You’ve got to admire the folks who ran lighthouses.
Typically when you need them most the weather is the worst. Considering that this lighthouse was in service it started out with an oil lamp, you couldn’t sleep through the night. So the folks who maintained it were truly shift workers.
I was out about 6 months ago with Catherine Etherton, and she was saying that you get your best photos on the edges of the day.
This was one of those evenings where I felt compelled to get the camera out and take pictures. To paraphrase Jay Maisel, you should always carry a camera with you. One of the advantages of the little Fuji X-100T is that it makes it easy. For those of you who keep track, this was underexposed by 1 stop to bring the colors out.

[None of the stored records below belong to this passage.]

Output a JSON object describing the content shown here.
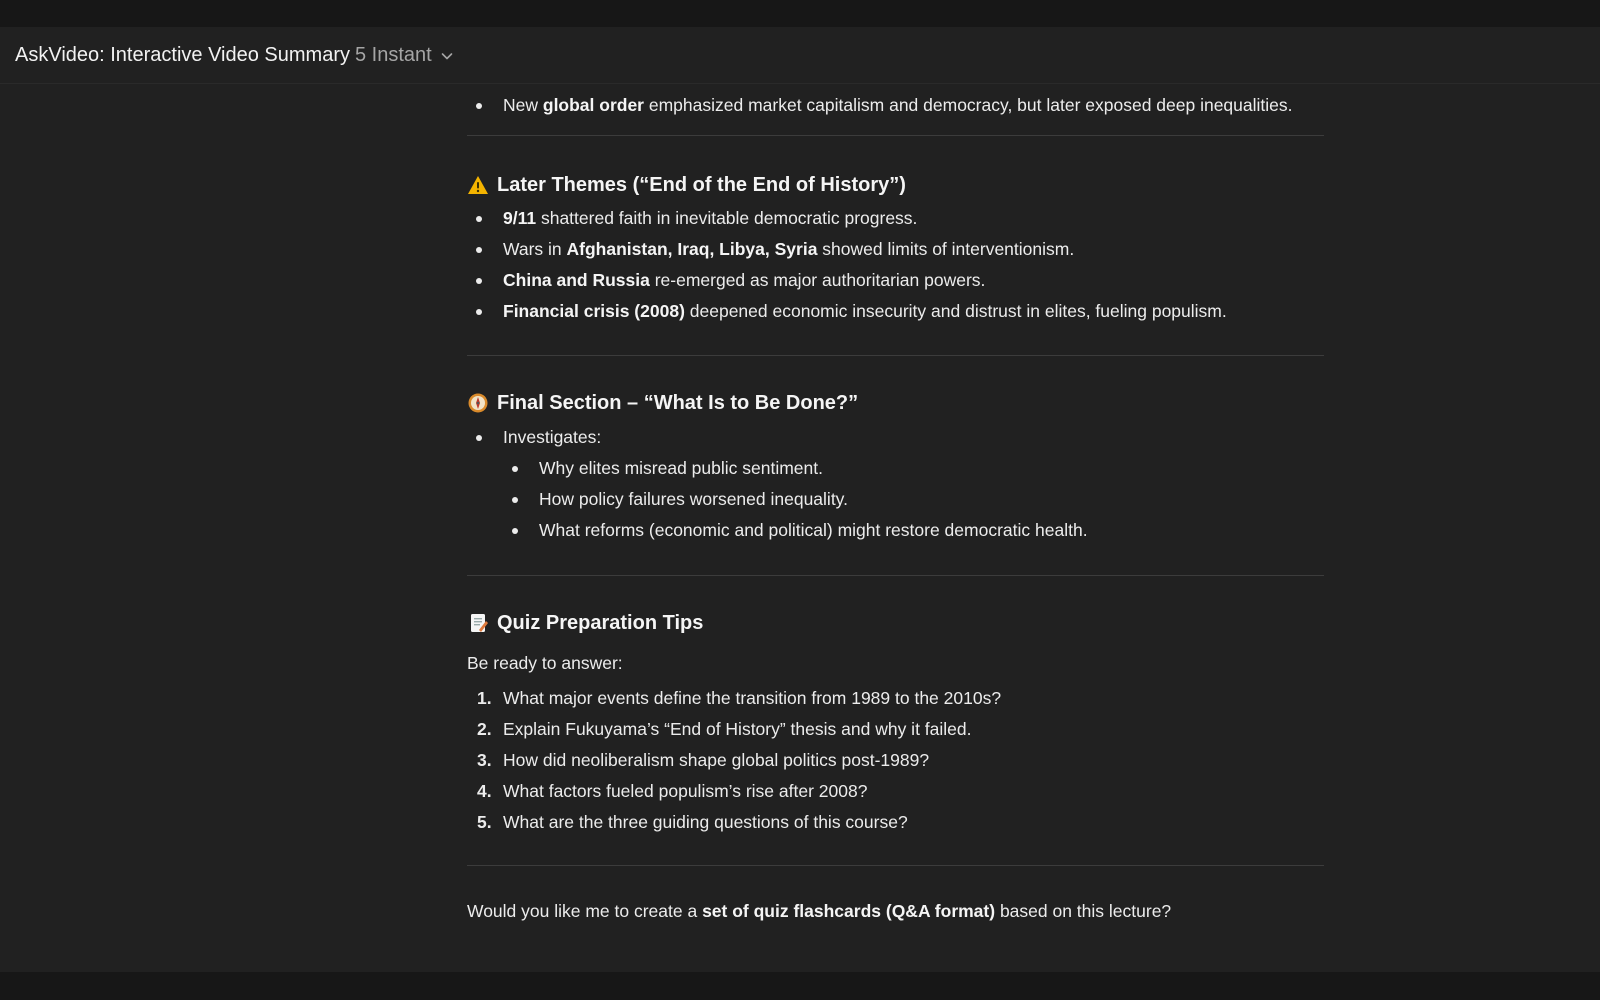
{
  "header": {
    "app_title": "AskVideo: Interactive Video Summary",
    "model_name": "5 Instant",
    "chevron_icon": "chevron-down-icon"
  },
  "top_partial": {
    "item": {
      "pre": "New ",
      "bold": "global order",
      "post": " emphasized market capitalism and democracy, but later exposed deep inequalities."
    }
  },
  "later_themes": {
    "icon": "warning-icon",
    "title": "Later Themes (“End of the End of History”)",
    "items": [
      {
        "bold": "9/11",
        "post": " shattered faith in inevitable democratic progress."
      },
      {
        "pre": "Wars in ",
        "bold": "Afghanistan, Iraq, Libya, Syria",
        "post": " showed limits of interventionism."
      },
      {
        "bold": "China and Russia",
        "post": " re-emerged as major authoritarian powers."
      },
      {
        "bold": "Financial crisis (2008)",
        "post": " deepened economic insecurity and distrust in elites, fueling populism."
      }
    ]
  },
  "final_section": {
    "icon": "compass-icon",
    "title": "Final Section – “What Is to Be Done?”",
    "lead": "Investigates:",
    "sub_items": [
      "Why elites misread public sentiment.",
      "How policy failures worsened inequality.",
      "What reforms (economic and political) might restore democratic health."
    ]
  },
  "quiz_tips": {
    "icon": "memo-icon",
    "title": "Quiz Preparation Tips",
    "intro": "Be ready to answer:",
    "questions": [
      {
        "num": "1.",
        "text": "What major events define the transition from 1989 to the 2010s?"
      },
      {
        "num": "2.",
        "text": "Explain Fukuyama’s “End of History” thesis and why it failed."
      },
      {
        "num": "3.",
        "text": "How did neoliberalism shape global politics post-1989?"
      },
      {
        "num": "4.",
        "text": "What factors fueled populism’s rise after 2008?"
      },
      {
        "num": "5.",
        "text": "What are the three guiding questions of this course?"
      }
    ]
  },
  "closing": {
    "pre": "Would you like me to create a ",
    "bold": "set of quiz flashcards (Q&A format)",
    "post": " based on this lecture?"
  }
}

I still enjoy shooting digital. Earlier that day I took this picture of an American Kestel.
In her case, I was enjoying the delicate coloration.
With the D810, I can print much larger than I can with my 35mm film cameras.
To paraphrase Thom Hogan, there are no magic camera settings. In the case of the high resolution Nikons, they reward you by giving great results when you pay attention to good technique.
One of the things I’ve been learning about is processing film. This photo was taken at a Hawkquest event using Ilford HP5+.
The folks at the Colorado Photographic Arts Center offer an Intro course for processing film and using an enlarger. The instructor, Michael Snively, is excellent at guiding you along and letting you explore.
This wasn’t my first try at this print, but I ended up doing some dodging and burning. I also took pictures of this Owl with my digital camera, but instead of bits whirring around my hard drive, this is silver on a print.
While I’ve got a number of digital tools to turn color digital images into black/white, I wondered if I should do some real film black and white work.
Last week I was out with Gabe Biderman from National Parks at Night and a group of classmates photographing the Total Solar Eclipse.
Before the event I probably didn’t spend as much energy as my classmates trying to figure out the right exposures, I planned on seeing what the meter said and using that. Instead I just bracketed and figured I could pick the part of the experience I was interested in.
Here I was interested in the Solar Prominences. What appears to be small spots of red, are 10-100 times the size of the earth if you want to put into perspective. This was one of my shorter exposures, 1/8000 of a second. It separated the prominences from the corona. I know that others were bracketing since they wanted to show more of the corona.
I’m watching a class from David Hobby, and one of sections of his course is “Why do you take Pictures?” In this case it’s to savor and share the experience. From a scientific point of view, the folks at NASA were able to glean much more data from their jets in the stratosphere taking pictures of the eclipse. For me, I will be able to look at these pictures and recall the emotions and this scene for the rest of my life. Having seen a partial eclipse in Chicago in the 60s, I had seen the moon obscuring parts of the sun. But a total eclipse shows so much more. As one of my friends says, watching a total eclipse will change your life. I don’t know if it will change my life, but I feel much richer for having seen it.
I will say that it was the shortest two minutes I’ve spent lately. It reminds me of the days when I taking pictures of Space Shuttle launches, you end up spending your time dealing with the mechanics of documenting the event.
Here’s one of the pictures I took that shows the Solar Corona. The corona isn’t as bright, so you can’t see the prominences.
Last weekend, I went out for a tour of some Orthodox Churches in Globeville with the Denver Architectural Foundation.
The folks on the tour were understanding of the fact that when they walked away to listen to Mr. Gallagher, I was off taking pictures, and I caught up with them. They were some beautiful churches. And since I hadn’t studied comparative religions since I was in high school it was wonderfully educational as well.